Optical fibers and a theory of things that go bump in the light
University of California scientists working at Los Alamos National Laboratory have developed a theory describing light pulse dynamics in optical fibers that explains how an interplay of noise, line imperfections and pulse collisions lead to the deterioration of information in optical fiber lines. The theory will help to enhance the performance necessary for high-speed optical communication systems like video on demand and ultra-broadband Internet, and the research has helped establish a new field of inquiry -- the statistical physics of optical communications.
The theory, developed by Los Alamos scientists Michael Chertkov, Yeo-Jin Chung, Ildar Gabitov and Avner Peleg, proposes that an understanding of the physics of signal propagation is important for evaluating and optimizing the performance of optical lines since the natural nonlinearity and disorder of optical fibers results in the corruption of signals traveling through the fiber which, in turn, can lead to information loss. The theory enables scientists to do a comparative analysis of different techniques for the suppression of these information outages.

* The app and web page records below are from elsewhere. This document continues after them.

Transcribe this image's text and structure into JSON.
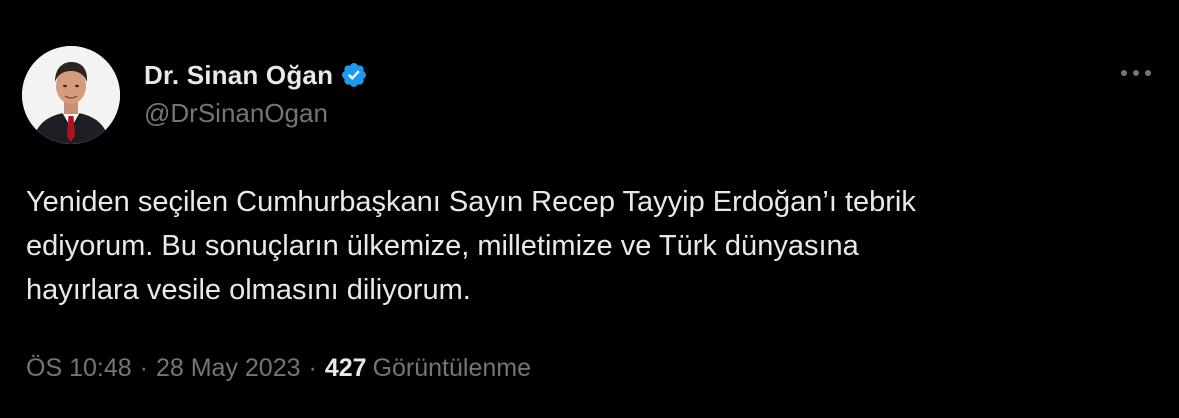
{
  "author": {
    "display_name": "Dr. Sinan Oğan",
    "handle": "@DrSinanOgan",
    "verified": true,
    "verified_icon": "verified-badge-icon",
    "avatar_icon": "profile-photo"
  },
  "more_icon": "more-options-icon",
  "tweet": {
    "text": "Yeniden seçilen Cumhurbaşkanı Sayın Recep Tayyip Erdoğan’ı tebrik\nediyorum. Bu sonuçların ülkemize, milletimize ve Türk dünyasına\nhayırlara vesile olmasını diliyorum."
  },
  "meta": {
    "time": "ÖS 10:48",
    "separator": "·",
    "date": "28 May 2023",
    "views_count": "427",
    "views_label": "Görüntülenme"
  },
  "colors": {
    "background": "#000000",
    "primary_text": "#e7e9ea",
    "secondary_text": "#71767b",
    "verified_blue": "#1d9bf0"
  }
}
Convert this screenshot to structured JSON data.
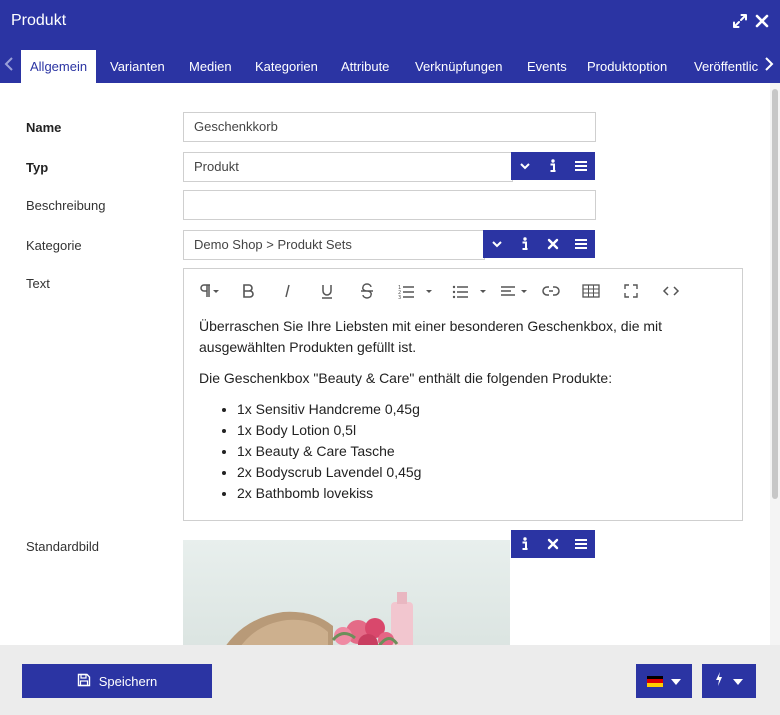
{
  "window": {
    "title": "Produkt"
  },
  "tabs": [
    {
      "label": "Allgemein",
      "active": true
    },
    {
      "label": "Varianten"
    },
    {
      "label": "Medien"
    },
    {
      "label": "Kategorien"
    },
    {
      "label": "Attribute"
    },
    {
      "label": "Verknüpfungen"
    },
    {
      "label": "Events"
    },
    {
      "label": "Produktoption"
    },
    {
      "label": "Veröffentlic"
    }
  ],
  "form": {
    "name": {
      "label": "Name",
      "value": "Geschenkkorb"
    },
    "type": {
      "label": "Typ",
      "value": "Produkt"
    },
    "description": {
      "label": "Beschreibung",
      "value": ""
    },
    "category": {
      "label": "Kategorie",
      "value": "Demo Shop > Produkt Sets"
    },
    "text": {
      "label": "Text",
      "paragraphs": [
        "Überraschen Sie Ihre Liebsten mit einer besonderen Geschenkbox, die mit ausgewählten Produkten gefüllt ist.",
        "Die Geschenkbox \"Beauty & Care\" enthält die folgenden Produkte:"
      ],
      "items": [
        "1x Sensitiv Handcreme 0,45g",
        "1x Body Lotion 0,5l",
        "1x Beauty & Care Tasche",
        "2x Bodyscrub Lavendel 0,45g",
        "2x Bathbomb lovekiss"
      ]
    },
    "image": {
      "label": "Standardbild"
    }
  },
  "footer": {
    "save_label": "Speichern",
    "language": "de"
  },
  "colors": {
    "primary": "#2b34a3",
    "footer_bg": "#ececec"
  },
  "icons": [
    "expand-icon",
    "close-icon",
    "chevron-left-icon",
    "chevron-right-icon",
    "chevron-down-icon",
    "info-icon",
    "x-icon",
    "menu-icon",
    "save-icon",
    "flag-de-icon",
    "bolt-icon"
  ]
}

In addition to the theoretical advance, the team developed, and subsequently patented, a new technique called the pinning method that is capable of reducing the negative impact of optical fiber structural disorder and improving high-speed optical fiber system performance.
Besides the Los Alamos scientists, other collaborators include Igor Kolokolov and Vladimir Lebedev from Russia's Landau Institute and Joshua Soneson from the University of Arizona in Tucson.
Source: DOE/Los Alamos National Laboratory